> _Task to complete_: When you repeat the entries, reproduce each line exactly and omit every picture.

(Entries from a dataset of interfaces)
* * *

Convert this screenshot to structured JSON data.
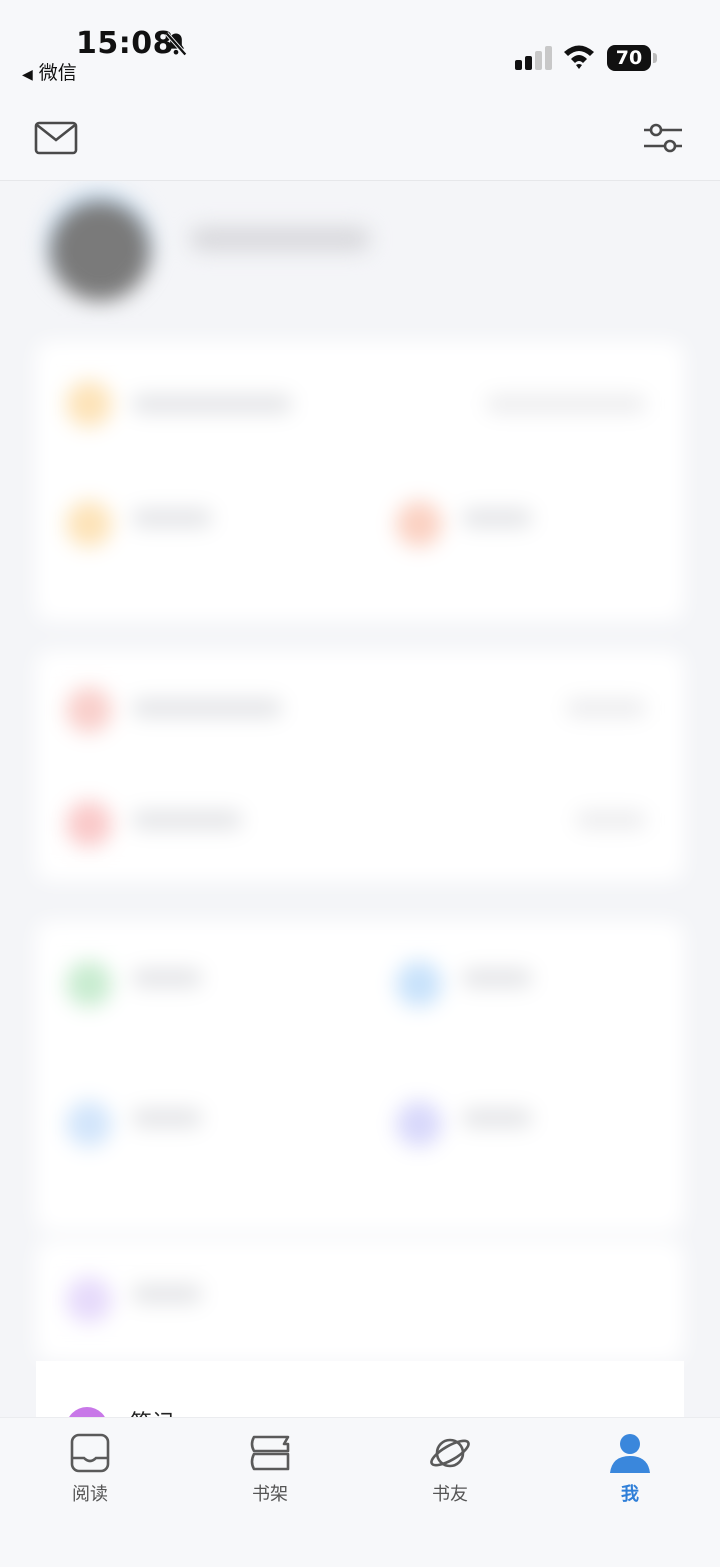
{
  "status_bar": {
    "time": "15:08",
    "back_app": "微信",
    "battery": "70"
  },
  "header": {
    "left_icon": "mail-icon",
    "right_icon": "filter-icon"
  },
  "content": {
    "partial_text": "笔记"
  },
  "tabbar": {
    "tabs": [
      {
        "label": "阅读",
        "icon": "book-icon"
      },
      {
        "label": "书架",
        "icon": "bookshelf-icon"
      },
      {
        "label": "书友",
        "icon": "planet-icon"
      },
      {
        "label": "我",
        "icon": "person-icon"
      }
    ],
    "active_index": 3,
    "active_color": "#2f7fd8"
  }
}
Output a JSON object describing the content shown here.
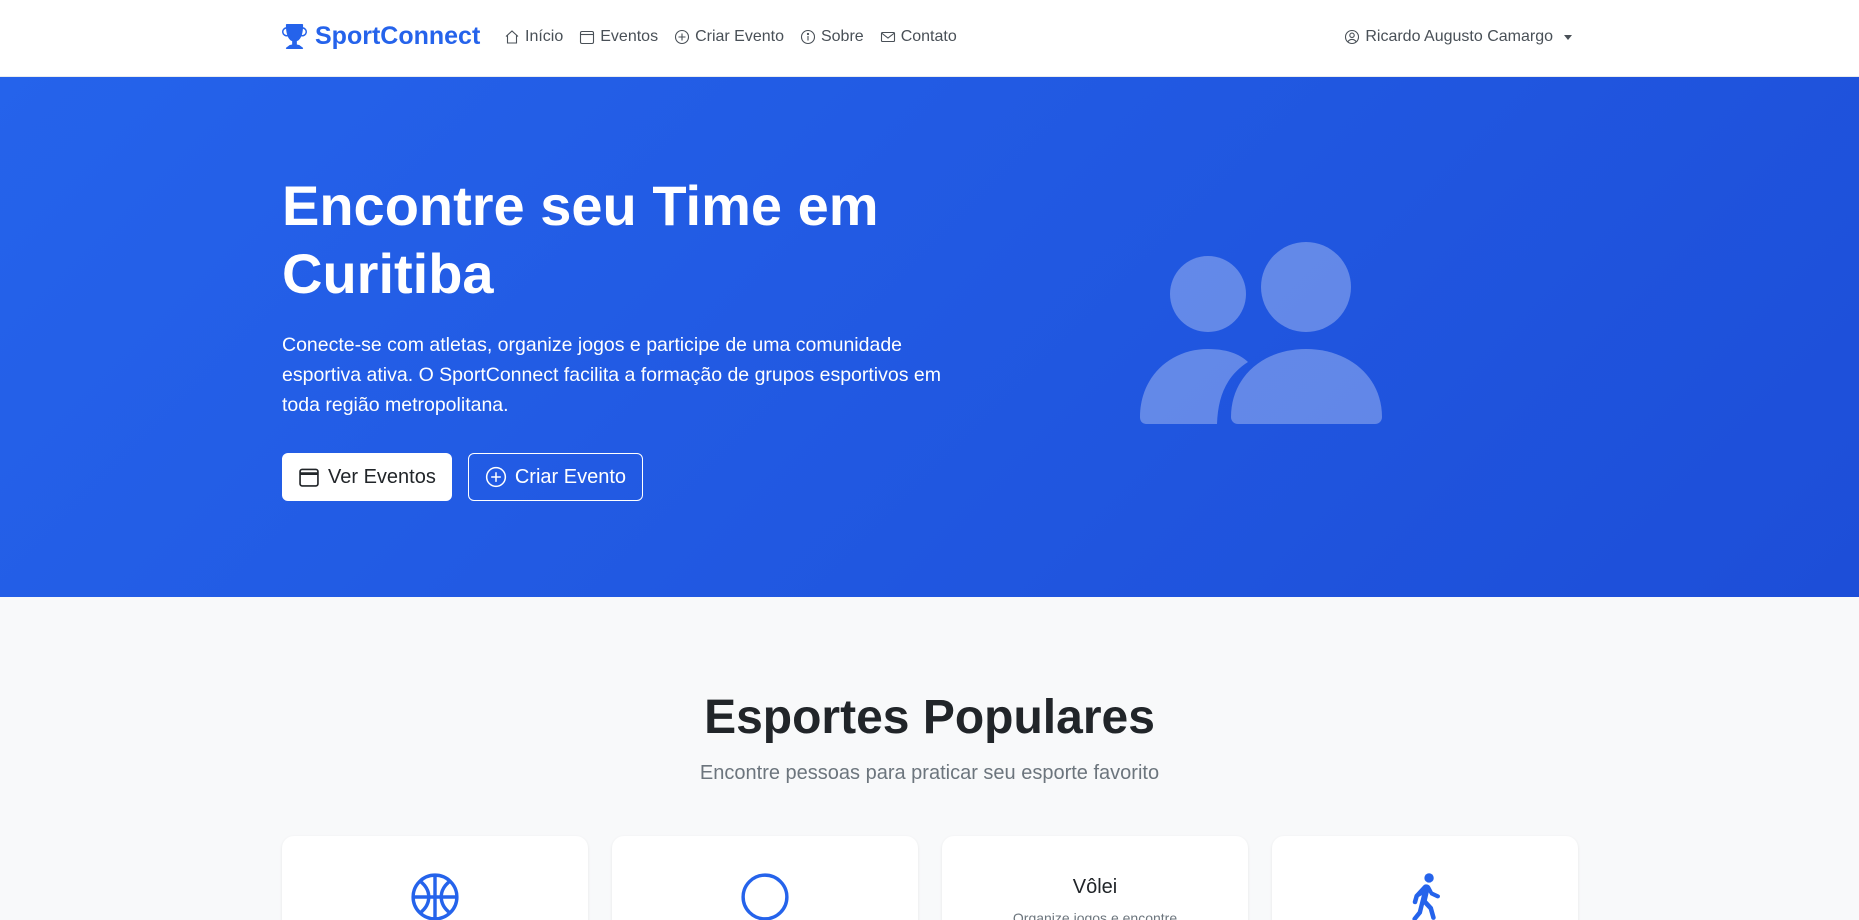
{
  "navbar": {
    "brand": "SportConnect",
    "links": [
      {
        "label": "Início",
        "icon": "house-icon"
      },
      {
        "label": "Eventos",
        "icon": "calendar-icon"
      },
      {
        "label": "Criar Evento",
        "icon": "plus-circle-icon"
      },
      {
        "label": "Sobre",
        "icon": "info-circle-icon"
      },
      {
        "label": "Contato",
        "icon": "envelope-icon"
      }
    ],
    "user_name": "Ricardo Augusto Camargo"
  },
  "hero": {
    "title": "Encontre seu Time em Curitiba",
    "description": "Conecte-se com atletas, organize jogos e participe de uma comunidade esportiva ativa. O SportConnect facilita a formação de grupos esportivos em toda região metropolitana.",
    "primary_button": "Ver Eventos",
    "secondary_button": "Criar Evento"
  },
  "sports": {
    "title": "Esportes Populares",
    "subtitle": "Encontre pessoas para praticar seu esporte favorito",
    "cards": [
      {
        "icon": "basketball-icon"
      },
      {
        "icon": "circle-icon"
      },
      {
        "title": "Vôlei",
        "description": "Organize jogos e encontre"
      },
      {
        "icon": "person-walking-icon"
      }
    ]
  },
  "colors": {
    "primary": "#2563eb",
    "hero_gradient_start": "#2563eb",
    "hero_gradient_end": "#1d4ed8",
    "section_bg": "#f8f9fa"
  }
}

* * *

> _Solution for this exercise_:
Convert this screenshot to structured JSON data.
{
  "status_bar": {
    "time": "15:08",
    "back_app": "微信",
    "battery": "70"
  },
  "header": {
    "left_icon": "mail-icon",
    "right_icon": "filter-icon"
  },
  "content": {
    "partial_text": "笔记"
  },
  "tabbar": {
    "tabs": [
      {
        "label": "阅读",
        "icon": "book-icon"
      },
      {
        "label": "书架",
        "icon": "bookshelf-icon"
      },
      {
        "label": "书友",
        "icon": "planet-icon"
      },
      {
        "label": "我",
        "icon": "person-icon"
      }
    ],
    "active_index": 3,
    "active_color": "#2f7fd8"
  }
}
Output a JSON object describing the content shown here.
{
  "navbar": {
    "brand": "SportConnect",
    "links": [
      {
        "label": "Início",
        "icon": "house-icon"
      },
      {
        "label": "Eventos",
        "icon": "calendar-icon"
      },
      {
        "label": "Criar Evento",
        "icon": "plus-circle-icon"
      },
      {
        "label": "Sobre",
        "icon": "info-circle-icon"
      },
      {
        "label": "Contato",
        "icon": "envelope-icon"
      }
    ],
    "user_name": "Ricardo Augusto Camargo"
  },
  "hero": {
    "title": "Encontre seu Time em Curitiba",
    "description": "Conecte-se com atletas, organize jogos e participe de uma comunidade esportiva ativa. O SportConnect facilita a formação de grupos esportivos em toda região metropolitana.",
    "primary_button": "Ver Eventos",
    "secondary_button": "Criar Evento"
  },
  "sports": {
    "title": "Esportes Populares",
    "subtitle": "Encontre pessoas para praticar seu esporte favorito",
    "cards": [
      {
        "icon": "basketball-icon"
      },
      {
        "icon": "circle-icon"
      },
      {
        "title": "Vôlei",
        "description": "Organize jogos e encontre"
      },
      {
        "icon": "person-walking-icon"
      }
    ]
  },
  "colors": {
    "primary": "#2563eb",
    "hero_gradient_start": "#2563eb",
    "hero_gradient_end": "#1d4ed8",
    "section_bg": "#f8f9fa"
  }
}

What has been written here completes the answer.